WHAT THE EXERCISE ASKS
Every line below that holds "push" must be copied.
----- INFORMATION SHOWN
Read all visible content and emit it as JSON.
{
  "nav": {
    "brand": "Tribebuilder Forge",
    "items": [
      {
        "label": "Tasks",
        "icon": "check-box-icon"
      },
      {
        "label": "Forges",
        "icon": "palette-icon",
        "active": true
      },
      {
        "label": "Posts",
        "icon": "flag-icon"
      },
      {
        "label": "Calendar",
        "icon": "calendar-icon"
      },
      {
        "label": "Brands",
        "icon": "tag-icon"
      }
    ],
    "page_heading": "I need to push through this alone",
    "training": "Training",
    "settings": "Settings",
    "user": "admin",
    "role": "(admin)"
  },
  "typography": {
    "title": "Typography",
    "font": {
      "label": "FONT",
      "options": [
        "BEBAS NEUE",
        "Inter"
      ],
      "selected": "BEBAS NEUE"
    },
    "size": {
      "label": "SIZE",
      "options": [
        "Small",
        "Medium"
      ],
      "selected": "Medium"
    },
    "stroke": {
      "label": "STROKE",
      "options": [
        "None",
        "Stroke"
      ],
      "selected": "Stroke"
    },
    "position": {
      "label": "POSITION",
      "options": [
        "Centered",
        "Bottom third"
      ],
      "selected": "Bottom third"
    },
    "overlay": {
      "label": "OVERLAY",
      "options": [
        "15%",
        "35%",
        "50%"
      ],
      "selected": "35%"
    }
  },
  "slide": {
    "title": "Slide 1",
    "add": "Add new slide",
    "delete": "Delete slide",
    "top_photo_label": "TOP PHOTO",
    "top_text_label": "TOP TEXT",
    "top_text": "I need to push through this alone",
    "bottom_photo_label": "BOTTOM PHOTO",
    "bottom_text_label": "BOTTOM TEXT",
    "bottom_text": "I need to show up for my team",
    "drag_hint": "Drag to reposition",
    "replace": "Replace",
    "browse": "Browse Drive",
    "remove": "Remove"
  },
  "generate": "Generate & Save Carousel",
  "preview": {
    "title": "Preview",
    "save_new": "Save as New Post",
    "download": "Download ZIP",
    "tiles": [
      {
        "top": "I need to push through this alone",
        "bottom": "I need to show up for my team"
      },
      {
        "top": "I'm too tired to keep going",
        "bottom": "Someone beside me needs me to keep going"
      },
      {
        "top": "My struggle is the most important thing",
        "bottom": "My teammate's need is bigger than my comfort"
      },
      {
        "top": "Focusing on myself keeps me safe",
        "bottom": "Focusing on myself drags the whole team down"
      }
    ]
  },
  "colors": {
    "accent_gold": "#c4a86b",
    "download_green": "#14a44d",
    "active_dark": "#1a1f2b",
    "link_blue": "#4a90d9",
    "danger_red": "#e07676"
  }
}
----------
OUTPUT
    "page_heading": "I need to push through this alone",
    "top_text": "I need to push through this alone",
        "top": "I need to push through this alone",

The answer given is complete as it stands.